--- Records for the exercise Enclosed Below ---

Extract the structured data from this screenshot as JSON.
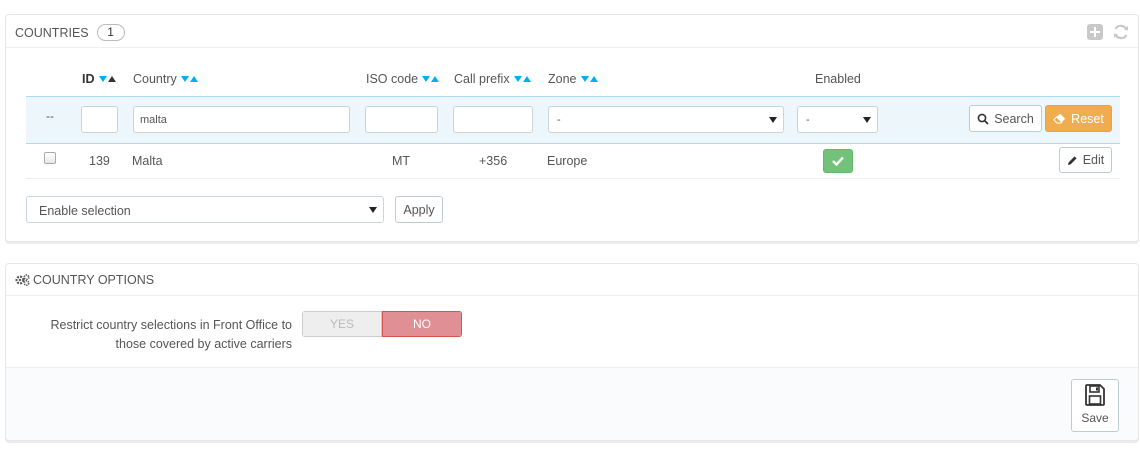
{
  "countries_panel": {
    "title": "COUNTRIES",
    "count": "1",
    "toolbar": {
      "add_icon": "plus-square-icon",
      "refresh_icon": "refresh-icon"
    },
    "columns": {
      "id": "ID",
      "country": "Country",
      "iso": "ISO code",
      "prefix": "Call prefix",
      "zone": "Zone",
      "enabled": "Enabled"
    },
    "filters": {
      "bulk_placeholder": "--",
      "id_value": "",
      "country_value": "malta",
      "iso_value": "",
      "prefix_value": "",
      "zone_selected": "-",
      "enabled_selected": "-",
      "search_label": "Search",
      "reset_label": "Reset"
    },
    "rows": [
      {
        "id": "139",
        "country": "Malta",
        "iso": "MT",
        "prefix": "+356",
        "zone": "Europe",
        "enabled": true,
        "edit_label": "Edit"
      }
    ],
    "bulk_action": {
      "selected": "Enable selection",
      "apply_label": "Apply"
    }
  },
  "options_panel": {
    "title": "COUNTRY OPTIONS",
    "restrict_label": "Restrict country selections in Front Office to those covered by active carriers",
    "switch": {
      "yes": "YES",
      "no": "NO",
      "selected": "NO"
    },
    "save_label": "Save"
  },
  "colors": {
    "accent": "#00aff0",
    "filter_bg": "#ecf6fb",
    "reset": "#f0ad4e",
    "enabled_green": "#72c279",
    "no_red": "#e08f95"
  }
}
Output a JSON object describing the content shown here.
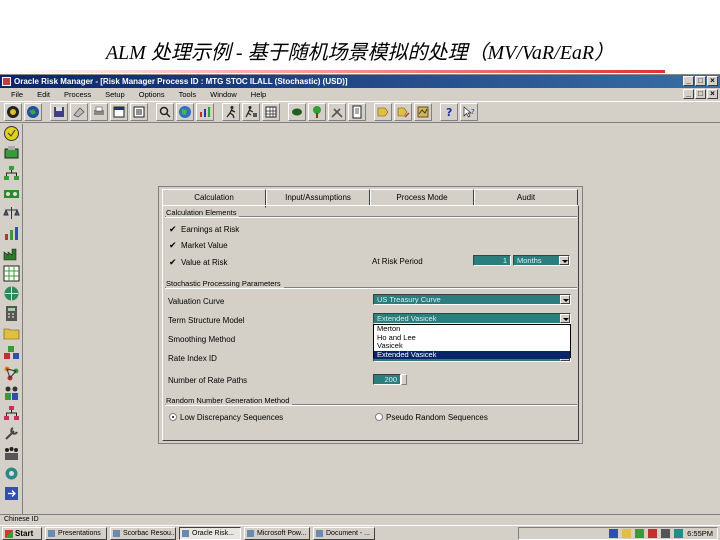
{
  "slide": {
    "title": "ALM 处理示例 - 基于随机场景模拟的处理（MV/VaR/EaR）"
  },
  "window": {
    "title": "Oracle Risk Manager - [Risk Manager Process ID : MTG STOC ILALL (Stochastic) (USD)]",
    "controls": [
      "_",
      "□",
      "×"
    ]
  },
  "menu": {
    "items": [
      "File",
      "Edit",
      "Process",
      "Setup",
      "Options",
      "Tools",
      "Window",
      "Help"
    ]
  },
  "dialog": {
    "tabs": [
      "Calculation",
      "Input/Assumptions",
      "Process Mode",
      "Audit"
    ],
    "active_tab": "Calculation",
    "calculation_elements": {
      "title": "Calculation Elements",
      "items": [
        {
          "label": "Earnings at Risk",
          "checked": true
        },
        {
          "label": "Market Value",
          "checked": true
        },
        {
          "label": "Value at Risk",
          "checked": true
        }
      ],
      "at_risk_period_label": "At Risk Period",
      "at_risk_period_value": "1",
      "at_risk_period_unit": "Months"
    },
    "stochastic": {
      "title": "Stochastic Processing Parameters",
      "valuation_curve_label": "Valuation Curve",
      "valuation_curve_value": "US Treasury Curve",
      "term_structure_label": "Term Structure Model",
      "term_structure_value": "Extended Vasicek",
      "smoothing_label": "Smoothing Method",
      "rate_index_label": "Rate Index ID",
      "num_paths_label": "Number of Rate Paths",
      "num_paths_value": "200",
      "dropdown_options": [
        "Merton",
        "Ho and Lee",
        "Vasicek",
        "Extended Vasicek"
      ],
      "dropdown_selected": "Extended Vasicek"
    },
    "random": {
      "title": "Random Number Generation Method",
      "options": [
        {
          "label": "Low Discrepancy Sequences",
          "selected": true
        },
        {
          "label": "Pseudo Random Sequences",
          "selected": false
        }
      ]
    }
  },
  "statusbar": {
    "text": "Chinese ID"
  },
  "taskbar": {
    "start_label": "Start",
    "tasks": [
      "Presentations",
      "Scorbac Resou...",
      "Oracle Risk...",
      "Microsoft Pow...",
      "Document - ..."
    ],
    "active_task": "Oracle Risk...",
    "clock": "6:55PM"
  },
  "colors": {
    "window_bg": "#d4d0c8",
    "title_bar": "#0a246a",
    "field_teal": "#2c7d7d",
    "selection": "#0a246a"
  }
}
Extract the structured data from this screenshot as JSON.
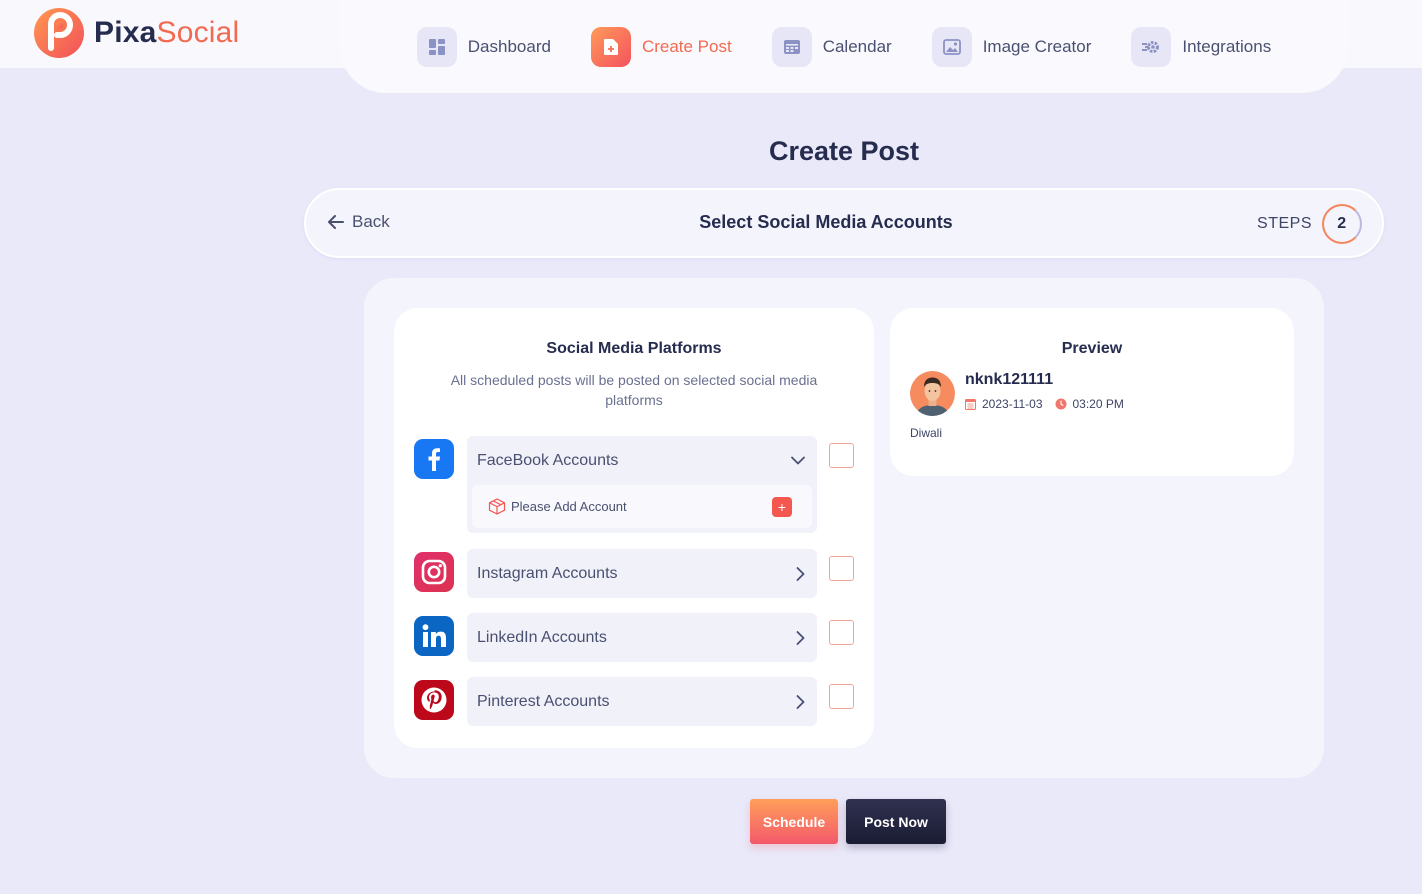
{
  "brand": {
    "name_a": "Pixa",
    "name_b": "Social"
  },
  "nav": [
    {
      "label": "Dashboard",
      "icon": "dashboard-icon"
    },
    {
      "label": "Create Post",
      "icon": "create-post-icon",
      "active": true
    },
    {
      "label": "Calendar",
      "icon": "calendar-icon"
    },
    {
      "label": "Image Creator",
      "icon": "image-icon"
    },
    {
      "label": "Integrations",
      "icon": "integrations-icon"
    }
  ],
  "page": {
    "title": "Create Post"
  },
  "stepbar": {
    "back_label": "Back",
    "title": "Select Social Media Accounts",
    "steps_label": "STEPS",
    "step_number": "2"
  },
  "platforms": {
    "title": "Social Media Platforms",
    "subtitle": "All scheduled posts will be posted on selected social media platforms",
    "items": [
      {
        "label": "FaceBook Accounts",
        "icon": "facebook-icon",
        "expanded": true,
        "empty_text": "Please Add Account"
      },
      {
        "label": "Instagram Accounts",
        "icon": "instagram-icon",
        "expanded": false
      },
      {
        "label": "LinkedIn Accounts",
        "icon": "linkedin-icon",
        "expanded": false
      },
      {
        "label": "Pinterest Accounts",
        "icon": "pinterest-icon",
        "expanded": false
      }
    ]
  },
  "preview": {
    "title": "Preview",
    "username": "nknk121111",
    "date": "2023-11-03",
    "time": "03:20 PM",
    "caption": "Diwali"
  },
  "actions": {
    "schedule_label": "Schedule",
    "post_now_label": "Post Now"
  },
  "colors": {
    "accent": "#f26a4f",
    "background": "#e9e9fa",
    "dark": "#262c4e",
    "facebook": "#1877f2",
    "instagram": "#e1306c",
    "linkedin": "#0a66c2",
    "pinterest": "#bd081c"
  }
}
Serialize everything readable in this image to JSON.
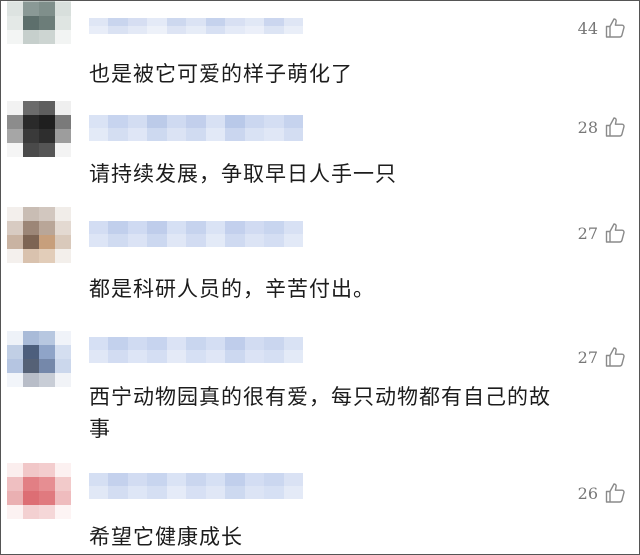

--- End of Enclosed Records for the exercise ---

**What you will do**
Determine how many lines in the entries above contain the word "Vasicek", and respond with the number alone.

**Result of this exercise**
4